Well stated. I agree (w/ Felix too) that it's better than nothing.

And yes, those of us who run our own businesses know that the art of pricing is a hard-earned skill. There are a variety of factors involved -- including all that you've mentioned.

But since the PEG is a guideline, there needs to be some reasonable amount of guidance for those who are depending on the book for their living. The validity of the PEG is only as strong as its weakest component -- which in my humble opinion, is the pricing ranges that it publishes. To say that it's simply a result of surveys is a weak excuse, and acknowledges the shortcomings. If that's the case, then why put it out in the first place?

But I do understand the value that GAG brings to many in the creative industry. It was an errant slam on the org on my part. But in my experience with AIGA, the GAG relationship has been strained, and not equally reciprocal. It's the case in many metropolitan cities/chapters across the country -- not just in mine. Why? That's a topic for another discussion...

On May.14.2003 at 01:22 PM
Ric Grefe’s comment is:

This discussion is terrific and precisely what we need to hear about the concerns designers have. AIGA does listen up and has actually reinvented itself repeatedly over the past several years to address the issues members have raised.
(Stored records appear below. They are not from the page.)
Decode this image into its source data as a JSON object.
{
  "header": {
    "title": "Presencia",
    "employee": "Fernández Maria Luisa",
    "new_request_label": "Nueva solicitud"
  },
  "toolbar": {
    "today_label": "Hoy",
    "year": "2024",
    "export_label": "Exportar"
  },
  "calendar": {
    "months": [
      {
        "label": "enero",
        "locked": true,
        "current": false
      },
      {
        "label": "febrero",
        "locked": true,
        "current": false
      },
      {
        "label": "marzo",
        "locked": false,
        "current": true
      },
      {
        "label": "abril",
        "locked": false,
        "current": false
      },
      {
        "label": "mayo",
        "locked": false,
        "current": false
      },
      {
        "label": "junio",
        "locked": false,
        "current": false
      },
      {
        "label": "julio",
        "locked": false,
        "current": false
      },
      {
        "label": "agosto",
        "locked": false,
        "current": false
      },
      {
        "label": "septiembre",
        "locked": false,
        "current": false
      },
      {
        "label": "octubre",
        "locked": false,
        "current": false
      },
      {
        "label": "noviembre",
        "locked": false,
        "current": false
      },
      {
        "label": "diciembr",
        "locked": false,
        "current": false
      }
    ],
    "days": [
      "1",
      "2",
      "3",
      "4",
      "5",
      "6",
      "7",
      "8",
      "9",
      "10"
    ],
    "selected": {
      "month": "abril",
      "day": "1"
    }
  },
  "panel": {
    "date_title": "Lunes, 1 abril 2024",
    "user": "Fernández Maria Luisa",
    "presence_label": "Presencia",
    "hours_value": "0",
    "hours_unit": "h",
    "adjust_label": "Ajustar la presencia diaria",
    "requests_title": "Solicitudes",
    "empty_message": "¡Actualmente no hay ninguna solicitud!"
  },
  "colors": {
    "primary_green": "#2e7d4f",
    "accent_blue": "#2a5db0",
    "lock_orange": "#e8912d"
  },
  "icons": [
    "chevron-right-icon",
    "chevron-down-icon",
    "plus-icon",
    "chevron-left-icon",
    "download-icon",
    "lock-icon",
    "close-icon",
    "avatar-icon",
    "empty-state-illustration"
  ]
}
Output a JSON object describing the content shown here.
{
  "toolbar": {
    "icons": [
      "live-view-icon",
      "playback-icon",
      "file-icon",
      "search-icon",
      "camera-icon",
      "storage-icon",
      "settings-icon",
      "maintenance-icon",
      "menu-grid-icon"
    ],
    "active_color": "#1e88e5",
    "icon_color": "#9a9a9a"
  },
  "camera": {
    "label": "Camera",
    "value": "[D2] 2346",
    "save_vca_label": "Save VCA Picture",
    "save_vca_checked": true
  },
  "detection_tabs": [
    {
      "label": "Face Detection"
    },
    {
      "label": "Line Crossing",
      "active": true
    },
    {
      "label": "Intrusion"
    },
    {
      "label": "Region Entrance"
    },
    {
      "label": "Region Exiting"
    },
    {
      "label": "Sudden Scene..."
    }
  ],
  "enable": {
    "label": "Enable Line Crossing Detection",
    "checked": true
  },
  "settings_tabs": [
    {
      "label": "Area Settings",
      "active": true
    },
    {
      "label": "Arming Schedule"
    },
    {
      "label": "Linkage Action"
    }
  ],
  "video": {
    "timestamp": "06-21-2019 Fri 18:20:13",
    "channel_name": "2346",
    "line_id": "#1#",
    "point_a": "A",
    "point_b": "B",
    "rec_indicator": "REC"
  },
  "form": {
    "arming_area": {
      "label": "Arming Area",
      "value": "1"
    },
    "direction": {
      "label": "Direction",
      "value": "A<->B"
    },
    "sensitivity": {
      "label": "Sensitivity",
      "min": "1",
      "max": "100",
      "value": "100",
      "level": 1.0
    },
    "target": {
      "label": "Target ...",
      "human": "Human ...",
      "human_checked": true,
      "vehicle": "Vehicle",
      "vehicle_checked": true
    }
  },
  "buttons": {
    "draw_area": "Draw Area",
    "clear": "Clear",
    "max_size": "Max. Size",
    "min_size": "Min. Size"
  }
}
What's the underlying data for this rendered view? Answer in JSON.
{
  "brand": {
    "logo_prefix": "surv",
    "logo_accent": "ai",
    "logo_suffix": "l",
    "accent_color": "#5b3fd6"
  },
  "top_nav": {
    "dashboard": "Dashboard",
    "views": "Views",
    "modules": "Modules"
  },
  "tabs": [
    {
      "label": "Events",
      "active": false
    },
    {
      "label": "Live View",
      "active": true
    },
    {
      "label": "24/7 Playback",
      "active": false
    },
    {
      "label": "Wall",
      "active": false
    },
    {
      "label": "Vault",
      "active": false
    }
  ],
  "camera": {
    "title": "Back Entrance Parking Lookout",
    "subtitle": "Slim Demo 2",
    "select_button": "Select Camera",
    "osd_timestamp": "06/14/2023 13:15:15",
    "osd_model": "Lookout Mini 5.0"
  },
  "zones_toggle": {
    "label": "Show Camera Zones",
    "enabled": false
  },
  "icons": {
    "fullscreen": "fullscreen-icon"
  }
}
We encourage all of you to join, become active, develop your ideas on what the design profession needs to increase its effectiveness or impact (or even to increase the support for design within the economy) and share your ideas with us. All AIGA initiatives emerge from the motivation and energy of members who decide to take them on; if you have an approach in mind that works better for you than what your colleagues have conceived, develop it and lets see if we can use AIGA to give it greater reach within the profession and beyond.

On May.21.2003 at 11:02 AM
felix’s comment is:

"...and share your ideas with us."

We have been... and do.Most of us, dare I say, are AIGA members speaking here on Speak Up. thanks for listening... and givin us hell (march 28).

On May.21.2003 at 02:31 PM